    Personal Finance

    Top 8 Ways Companies Cook The Books

  6. Has Stock Bias Affected Your ETF Asset ...
    Bonds & Fixed Income

    Has Stock Bias Affected Your ETF Asset ...

  7. How To Invest In Corporate Spin-offs
    Chart Advisor

    How To Invest In Corporate Spin-offs

  8. Wall Street’s Glass Ceiling
    Professionals

    Wall Street’s Glass Ceiling

  9. Understanding The Top SEC filing forms
    Investing Basics

    Understanding The Top SEC filing forms

  10. How Does Goodwill Affect Stock Prices?
    Investing Basics

    How Does Goodwill Affect Stock Prices?

comments powered by Disqus
Hot Definitions
  1. National Best Bid and Offer - NBBO

    A term applying to the SEC requirement that brokers must guarantee customers the best available ask price when they buy securities and the best available bid price when they sell securities.
  2. Maintenance Margin

    The minimum amount of equity that must be maintained in a margin account. In the context of the NYSE and FINRA, after an investor has bought securities on margin, the minimum required level of margin is 25% of the total market value of the securities in the margin account.
  3. Leased Bank Guarantee

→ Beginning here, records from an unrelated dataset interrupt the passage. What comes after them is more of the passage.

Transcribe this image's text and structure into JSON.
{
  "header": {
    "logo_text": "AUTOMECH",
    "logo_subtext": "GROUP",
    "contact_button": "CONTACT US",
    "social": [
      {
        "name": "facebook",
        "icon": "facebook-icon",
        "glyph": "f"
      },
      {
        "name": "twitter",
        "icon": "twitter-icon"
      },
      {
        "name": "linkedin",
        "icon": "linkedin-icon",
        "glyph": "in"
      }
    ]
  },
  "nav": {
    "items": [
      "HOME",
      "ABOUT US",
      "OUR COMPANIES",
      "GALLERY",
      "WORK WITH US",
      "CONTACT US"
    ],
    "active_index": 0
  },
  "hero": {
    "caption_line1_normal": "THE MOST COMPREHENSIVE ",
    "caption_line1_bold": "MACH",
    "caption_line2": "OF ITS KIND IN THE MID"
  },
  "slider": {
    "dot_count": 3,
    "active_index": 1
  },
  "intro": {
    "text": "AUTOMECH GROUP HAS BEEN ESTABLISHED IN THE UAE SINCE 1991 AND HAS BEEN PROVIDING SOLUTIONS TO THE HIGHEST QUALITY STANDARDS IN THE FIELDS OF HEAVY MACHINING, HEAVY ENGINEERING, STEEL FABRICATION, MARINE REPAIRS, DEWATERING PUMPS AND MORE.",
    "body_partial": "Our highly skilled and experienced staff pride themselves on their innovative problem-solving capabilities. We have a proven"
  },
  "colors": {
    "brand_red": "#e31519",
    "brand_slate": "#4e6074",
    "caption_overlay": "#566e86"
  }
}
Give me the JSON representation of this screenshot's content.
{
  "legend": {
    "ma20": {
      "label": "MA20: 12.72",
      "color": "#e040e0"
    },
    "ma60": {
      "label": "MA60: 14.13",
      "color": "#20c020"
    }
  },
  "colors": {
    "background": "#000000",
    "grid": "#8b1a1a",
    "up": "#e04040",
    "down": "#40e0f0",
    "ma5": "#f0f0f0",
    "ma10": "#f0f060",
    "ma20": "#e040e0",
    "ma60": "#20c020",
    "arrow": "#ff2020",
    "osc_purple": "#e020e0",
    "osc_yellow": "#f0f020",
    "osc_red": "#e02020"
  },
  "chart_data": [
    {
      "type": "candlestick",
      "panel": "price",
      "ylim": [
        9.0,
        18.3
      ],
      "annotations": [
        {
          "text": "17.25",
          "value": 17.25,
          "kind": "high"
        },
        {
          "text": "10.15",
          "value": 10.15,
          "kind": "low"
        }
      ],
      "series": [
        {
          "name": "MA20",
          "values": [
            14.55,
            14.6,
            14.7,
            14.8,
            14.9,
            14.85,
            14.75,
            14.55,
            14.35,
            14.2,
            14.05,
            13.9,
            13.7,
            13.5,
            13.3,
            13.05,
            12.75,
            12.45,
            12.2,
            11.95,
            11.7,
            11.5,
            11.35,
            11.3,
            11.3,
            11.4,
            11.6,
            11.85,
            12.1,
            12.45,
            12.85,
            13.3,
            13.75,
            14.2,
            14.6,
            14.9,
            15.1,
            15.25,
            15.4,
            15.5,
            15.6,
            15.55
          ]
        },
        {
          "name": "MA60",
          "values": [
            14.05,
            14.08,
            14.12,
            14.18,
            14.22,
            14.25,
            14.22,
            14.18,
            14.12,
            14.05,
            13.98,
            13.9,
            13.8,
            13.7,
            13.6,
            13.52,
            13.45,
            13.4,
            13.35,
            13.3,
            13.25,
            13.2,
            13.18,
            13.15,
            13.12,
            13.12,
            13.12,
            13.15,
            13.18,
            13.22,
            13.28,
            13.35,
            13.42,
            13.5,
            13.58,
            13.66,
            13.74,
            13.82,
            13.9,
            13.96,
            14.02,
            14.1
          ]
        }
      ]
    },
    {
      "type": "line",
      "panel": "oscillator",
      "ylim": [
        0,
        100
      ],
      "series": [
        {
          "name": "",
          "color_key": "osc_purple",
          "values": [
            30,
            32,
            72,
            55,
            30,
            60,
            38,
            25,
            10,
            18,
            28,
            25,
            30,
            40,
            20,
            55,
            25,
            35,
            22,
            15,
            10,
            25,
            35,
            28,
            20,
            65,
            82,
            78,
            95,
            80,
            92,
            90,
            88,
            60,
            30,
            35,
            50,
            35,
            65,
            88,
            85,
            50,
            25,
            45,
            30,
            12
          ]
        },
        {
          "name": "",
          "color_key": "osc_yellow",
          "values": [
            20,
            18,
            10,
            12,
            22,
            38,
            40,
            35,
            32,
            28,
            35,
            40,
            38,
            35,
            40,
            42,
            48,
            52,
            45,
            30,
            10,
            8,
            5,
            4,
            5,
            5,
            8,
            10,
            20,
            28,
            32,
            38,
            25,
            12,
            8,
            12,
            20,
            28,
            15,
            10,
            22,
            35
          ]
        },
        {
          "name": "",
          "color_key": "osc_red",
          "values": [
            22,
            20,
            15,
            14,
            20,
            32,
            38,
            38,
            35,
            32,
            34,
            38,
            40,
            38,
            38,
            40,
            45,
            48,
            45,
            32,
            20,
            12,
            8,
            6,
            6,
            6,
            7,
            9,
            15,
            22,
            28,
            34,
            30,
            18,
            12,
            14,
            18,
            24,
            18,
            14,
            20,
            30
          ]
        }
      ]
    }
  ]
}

    A bank guarantee that is leased to a third party for a specific fee. The issuing bank will conduct due diligence on the creditworthiness of the customer looking to secure a bank guarantee, then lease a guarantee to that customer for a set amount of money and over a set period of time, typically less than two years.
  4. Degree Of Financial Leverage - DFL

    A ratio that measures the sensitivity of a company’s earnings per share (EPS) to fluctuations in its operating income, as a result of changes in its capital structure. Degree of Financial Leverage (DFL) measures the percentage change in EPS for a unit change in earnings before interest and taxes (EBIT).
  5. Jeff Bezos

    Self-made billionaire Jeff Bezos is famous for founding online retail giant Amazon.com.
  6. Re-fracking

    Re-fracking is the practice of returning to older wells that had been fracked in the recent past to capitalize on newer, more effective extraction technology. Re-fracking can be effective on especially tight oil deposits – where the shale products low yields – to extend their productivity.
Trading Center